New York, NY. — After being mathematically eliminated from clinching the Democratic presidential nomination, Vermont Senator Bernie Sanders remains a presidential candidate, returning back on the campaign trail to galvanize his supporters for a “political revolution” against the Democratic establishment.
Titled as “Where We Go From Here” speech, it was widely expected that Sanders would bow out of the presidential race. Instead, the once quiet Democratic Socialist Senator has now become a political celebrity, energizing independents and millennials based off his populist views. Speaking Thursday evening to supporters, many carry #NeverHillary signs and wearing #HillNo buttons, Sanders detailed his plans of what exactly he will be doing from now until next month’s Democratic National Convention — transforming the Democratic Party with his “political and social revolution” ideas.

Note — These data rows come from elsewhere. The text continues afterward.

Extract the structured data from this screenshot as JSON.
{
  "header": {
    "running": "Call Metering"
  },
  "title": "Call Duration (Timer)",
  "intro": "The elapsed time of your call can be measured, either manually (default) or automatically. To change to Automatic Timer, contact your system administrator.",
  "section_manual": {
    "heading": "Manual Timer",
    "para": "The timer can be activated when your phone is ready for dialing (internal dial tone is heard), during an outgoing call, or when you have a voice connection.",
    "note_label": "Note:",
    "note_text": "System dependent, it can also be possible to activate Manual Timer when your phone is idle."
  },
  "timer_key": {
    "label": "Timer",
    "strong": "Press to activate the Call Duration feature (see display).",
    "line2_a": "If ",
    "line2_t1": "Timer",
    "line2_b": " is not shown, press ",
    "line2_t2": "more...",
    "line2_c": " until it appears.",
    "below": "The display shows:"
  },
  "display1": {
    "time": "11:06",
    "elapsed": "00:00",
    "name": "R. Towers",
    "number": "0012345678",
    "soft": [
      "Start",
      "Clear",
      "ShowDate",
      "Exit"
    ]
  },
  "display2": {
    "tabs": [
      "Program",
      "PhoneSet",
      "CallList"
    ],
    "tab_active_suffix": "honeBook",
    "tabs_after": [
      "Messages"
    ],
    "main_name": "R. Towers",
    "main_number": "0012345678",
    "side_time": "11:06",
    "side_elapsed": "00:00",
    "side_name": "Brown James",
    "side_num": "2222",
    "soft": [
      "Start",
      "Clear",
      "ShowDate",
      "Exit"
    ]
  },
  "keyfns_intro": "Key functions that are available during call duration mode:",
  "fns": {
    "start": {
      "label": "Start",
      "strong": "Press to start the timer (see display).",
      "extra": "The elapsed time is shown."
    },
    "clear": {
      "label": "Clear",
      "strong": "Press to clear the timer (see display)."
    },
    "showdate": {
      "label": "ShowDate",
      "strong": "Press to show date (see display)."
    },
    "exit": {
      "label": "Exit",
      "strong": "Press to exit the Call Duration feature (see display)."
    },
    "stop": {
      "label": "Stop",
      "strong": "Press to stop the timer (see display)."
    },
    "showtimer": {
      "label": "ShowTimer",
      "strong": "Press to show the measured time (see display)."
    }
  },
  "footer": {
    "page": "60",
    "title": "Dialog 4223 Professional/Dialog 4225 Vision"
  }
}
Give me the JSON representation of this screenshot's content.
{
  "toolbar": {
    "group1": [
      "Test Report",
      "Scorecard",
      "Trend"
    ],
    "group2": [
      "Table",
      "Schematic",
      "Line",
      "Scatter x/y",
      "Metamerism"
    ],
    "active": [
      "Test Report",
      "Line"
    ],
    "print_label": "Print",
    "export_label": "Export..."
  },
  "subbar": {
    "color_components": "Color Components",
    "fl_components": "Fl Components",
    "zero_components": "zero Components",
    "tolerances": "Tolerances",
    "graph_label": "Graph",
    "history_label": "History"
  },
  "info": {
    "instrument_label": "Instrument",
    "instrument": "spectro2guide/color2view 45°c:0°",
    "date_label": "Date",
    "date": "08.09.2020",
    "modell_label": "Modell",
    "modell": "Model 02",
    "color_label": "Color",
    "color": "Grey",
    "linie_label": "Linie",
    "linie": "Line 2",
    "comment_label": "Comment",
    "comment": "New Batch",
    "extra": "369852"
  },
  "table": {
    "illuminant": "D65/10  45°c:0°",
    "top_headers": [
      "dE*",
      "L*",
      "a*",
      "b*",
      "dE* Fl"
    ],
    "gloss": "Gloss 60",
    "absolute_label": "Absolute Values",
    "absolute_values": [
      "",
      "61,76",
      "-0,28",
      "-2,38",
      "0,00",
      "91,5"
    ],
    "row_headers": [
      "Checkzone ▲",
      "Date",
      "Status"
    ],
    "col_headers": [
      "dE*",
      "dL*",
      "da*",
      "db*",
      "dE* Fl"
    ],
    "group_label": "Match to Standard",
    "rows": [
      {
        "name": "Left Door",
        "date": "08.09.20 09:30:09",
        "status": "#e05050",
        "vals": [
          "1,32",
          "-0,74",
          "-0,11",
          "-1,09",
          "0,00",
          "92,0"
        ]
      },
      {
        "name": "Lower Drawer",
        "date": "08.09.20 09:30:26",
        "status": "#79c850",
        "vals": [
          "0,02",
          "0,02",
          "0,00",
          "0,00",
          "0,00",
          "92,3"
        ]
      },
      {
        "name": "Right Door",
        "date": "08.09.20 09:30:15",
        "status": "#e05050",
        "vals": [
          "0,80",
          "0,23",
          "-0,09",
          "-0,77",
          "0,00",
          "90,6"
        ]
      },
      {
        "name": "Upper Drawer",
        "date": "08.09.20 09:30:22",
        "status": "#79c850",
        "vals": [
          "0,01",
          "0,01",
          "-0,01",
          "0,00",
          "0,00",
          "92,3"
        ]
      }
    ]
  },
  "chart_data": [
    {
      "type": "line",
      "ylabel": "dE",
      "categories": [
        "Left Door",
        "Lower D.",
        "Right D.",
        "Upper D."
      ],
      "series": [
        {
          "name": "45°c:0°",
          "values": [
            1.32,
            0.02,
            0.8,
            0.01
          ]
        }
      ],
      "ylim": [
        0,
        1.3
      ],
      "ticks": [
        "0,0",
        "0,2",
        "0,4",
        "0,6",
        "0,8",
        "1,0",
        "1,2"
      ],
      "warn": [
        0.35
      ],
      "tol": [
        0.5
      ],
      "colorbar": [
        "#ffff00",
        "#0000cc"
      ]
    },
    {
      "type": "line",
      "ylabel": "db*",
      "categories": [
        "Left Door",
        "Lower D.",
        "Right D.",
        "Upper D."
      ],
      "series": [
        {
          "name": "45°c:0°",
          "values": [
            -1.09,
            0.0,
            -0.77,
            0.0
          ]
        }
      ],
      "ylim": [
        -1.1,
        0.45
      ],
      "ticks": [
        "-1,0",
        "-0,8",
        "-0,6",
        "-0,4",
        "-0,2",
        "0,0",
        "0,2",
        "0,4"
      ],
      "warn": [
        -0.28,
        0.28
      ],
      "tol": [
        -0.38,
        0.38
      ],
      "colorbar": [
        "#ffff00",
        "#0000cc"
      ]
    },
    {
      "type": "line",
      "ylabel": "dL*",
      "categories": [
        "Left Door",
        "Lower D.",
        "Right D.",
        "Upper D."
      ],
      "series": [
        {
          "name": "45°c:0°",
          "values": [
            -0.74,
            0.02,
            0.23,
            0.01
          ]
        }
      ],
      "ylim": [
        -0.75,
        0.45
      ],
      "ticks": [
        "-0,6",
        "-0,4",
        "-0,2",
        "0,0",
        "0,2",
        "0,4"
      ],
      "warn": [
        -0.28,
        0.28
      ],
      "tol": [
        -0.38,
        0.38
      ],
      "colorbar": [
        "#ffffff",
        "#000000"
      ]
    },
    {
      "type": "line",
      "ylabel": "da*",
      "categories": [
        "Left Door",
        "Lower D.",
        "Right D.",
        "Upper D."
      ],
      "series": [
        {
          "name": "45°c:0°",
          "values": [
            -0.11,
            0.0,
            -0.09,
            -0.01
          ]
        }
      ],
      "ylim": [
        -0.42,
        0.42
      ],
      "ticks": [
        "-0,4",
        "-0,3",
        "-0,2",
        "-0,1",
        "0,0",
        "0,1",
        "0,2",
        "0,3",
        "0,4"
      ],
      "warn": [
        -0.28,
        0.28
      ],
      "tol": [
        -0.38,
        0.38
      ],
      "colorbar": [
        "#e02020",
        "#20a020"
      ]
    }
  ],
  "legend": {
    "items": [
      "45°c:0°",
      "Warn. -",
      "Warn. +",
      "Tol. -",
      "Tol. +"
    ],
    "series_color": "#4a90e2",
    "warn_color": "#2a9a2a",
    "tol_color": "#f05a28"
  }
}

“As we head towards the DNC, I often hear the question “What does Bernie want?” Sanders said to over a thousand of supporters gathered in The Town Hall venue near Times Square. “This is not about what Bernie Sanders want, it’s about you and millions of other people who want a political revolution.”
Framing out his convention platform fight, Sanders made clear the populist agenda he will push in the upcoming convention. He specifically pointed to the rules and platform committee in seeking to change rules regarding to eliminating closed primaries and eliminate superdelegates.
“As we speak, literally, there are meetings of the Democratic platform committee that will come out of the Democratic convention that will be by far the most progressive platform in the history,” Sanders said, as supporters began screaming “Run, Bernie, run, a push for the Senator to run third-party instead. “We have great people on the rules committee, and one of the issues that we’re going to push for on the rules committee is to end closed primaries. It is also a fight to end the absurd situation where superdelegates can overrule the rule of the people.”
Prior to his speech, a Washington Post Op-Ed by the Senator laid out his manifesto of the progressive reforms he is pushing for a “political revolution.” Policy change Sanders states he wants included an “economic and political system for all,” remove Super Pacs, fix the criminal justice system, and recognize that climate change is real. Missing from this Op-Ed were a number of issues the Senator and his opponent differed throughout the primary season. Such issues were increasing the federal minimum wages, ban on fracking, universal healthcare, and tuition free college.
“We are going to change that,” Sanders said, after laying out all his progressive talking points. “And while we are at it, we may as well transform the entire Democratic Party.”
Sanders added, “We’re going to go all over this country because that is what the political revolution is about. It is millions of people getting involved in the political process in a way that has never been seen in the modern history of this country.”
Since losing the New York Primary in April, Sanders momentum would decline in a rapid pace. His fundraising efforts declined with his recent filing showing he raised only $16 million in May compared to $27 million in April and $47 million in March. Losing the California primary, his last only hope, would turn the election battle between Donald Trump and Hillary Clinton as the news media considered him an afterthought in the news cycle. Days after Hillary was announced the presumptive Democratic nominee after securing the threshold needed, many popular leaders including President Obama, VP Joe Biden and Senator Elizabeth Warren began to endorse her candidacy gearing up for a brutal general election.
Ignoring calls from the Democratic Party to drop out and endorse Hillary, Sanders for weeks insisted he is staying in the race and refused to endorse his rival. An endorsement from Sanders is considered to be key in uniting the party to defeat Trump. The prolonging of his endorsement is bringing fear to Democratic party leaders as Trump is working hard to win over his supporters.
On Wednesday, he would finally acknowledge the obvious in an interview on CSPAN, saying “It doesn’t appear that I’m going to be the nominee.”
Sanders didn’t mention Hillary once during his remarks. Prior to the town hall rally, Sanders told talk-show host Stephen Colbert in a taped segment of The Late Show with Stephen Colbert that he had no immediate plans on endorsing Hillary, instead focusing his time on his “political revolution” movement, defeating Donald Trump, and bringing new people into the political process.
However, Sanders would mention Trump towards the end of his speech. He pledge to “work tirelessly” to prevent Trump from become president, even promising to run all over the country to do so. “We have got to work tirelessly to make sure Donald Trump is not president,” Sanders said as the raucous diehard supporters cheered. “I’ll run around the entire country if I have to. It is hard to imagine a man who has such limited capabilities becoming president.”
Concluding his remarks, Sanders gave his supporters exactly what they wanted to hear — refusing to drop out.
“The struggle continues,” he declared to thunderous applause,